### TRY IT
Among the lines below, return each one that contains the word "management".

*** SOURCE RECORDS ***

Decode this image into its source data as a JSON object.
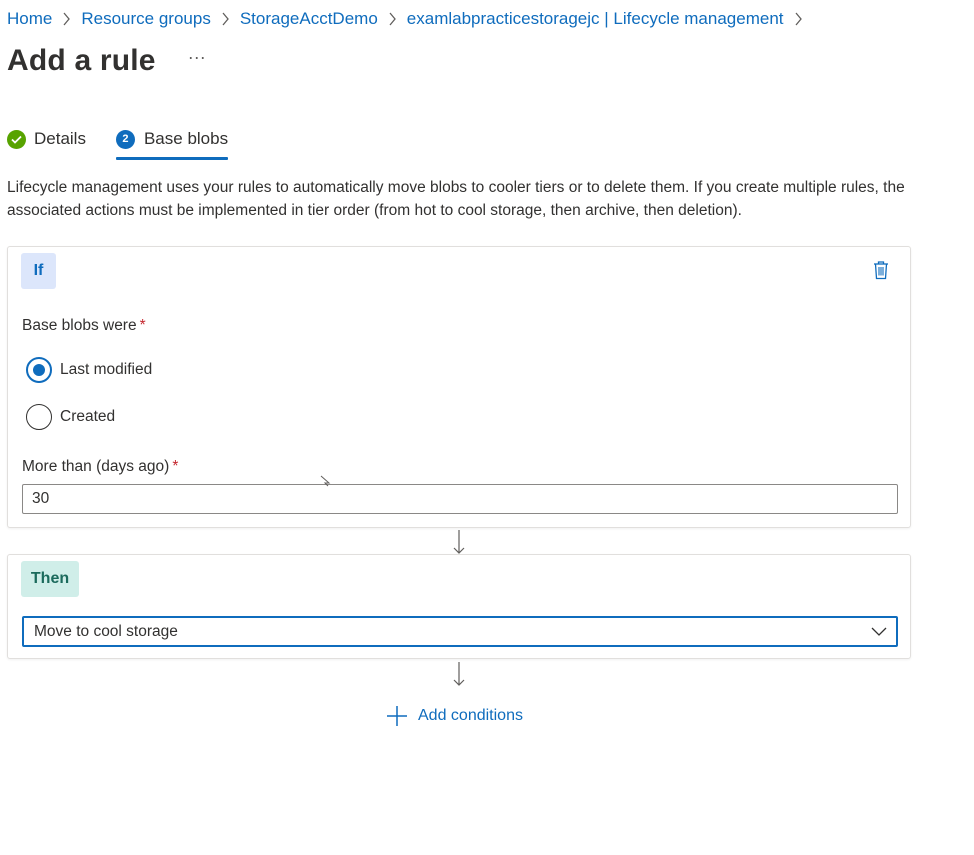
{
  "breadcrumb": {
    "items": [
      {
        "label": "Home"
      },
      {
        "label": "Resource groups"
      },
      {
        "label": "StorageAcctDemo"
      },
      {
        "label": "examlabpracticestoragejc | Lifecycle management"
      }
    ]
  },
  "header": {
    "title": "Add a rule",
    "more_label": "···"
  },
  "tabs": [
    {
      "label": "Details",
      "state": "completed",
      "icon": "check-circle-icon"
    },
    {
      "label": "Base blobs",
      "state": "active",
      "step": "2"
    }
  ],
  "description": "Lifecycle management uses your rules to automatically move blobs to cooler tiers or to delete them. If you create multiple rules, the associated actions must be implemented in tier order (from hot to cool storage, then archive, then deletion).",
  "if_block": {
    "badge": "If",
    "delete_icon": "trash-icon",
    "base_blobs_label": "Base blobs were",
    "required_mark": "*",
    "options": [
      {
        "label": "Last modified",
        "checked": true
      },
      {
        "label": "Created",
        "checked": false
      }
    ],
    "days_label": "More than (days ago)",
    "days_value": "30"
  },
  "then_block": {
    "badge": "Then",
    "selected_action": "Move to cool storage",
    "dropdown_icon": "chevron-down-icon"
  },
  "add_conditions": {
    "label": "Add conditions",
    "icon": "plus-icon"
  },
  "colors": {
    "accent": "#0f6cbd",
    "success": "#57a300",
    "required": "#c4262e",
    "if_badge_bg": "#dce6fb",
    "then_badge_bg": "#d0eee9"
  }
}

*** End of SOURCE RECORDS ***

### FINAL ANSWER
        "label": "examlabpracticestoragejc | Lifecycle management"
  "description": "Lifecycle management uses your rules to automatically move blobs to cooler tiers or to delete them. If you create multiple rules, the associated actions must be implemented in tier order (from hot to cool storage, then archive, then deletion).",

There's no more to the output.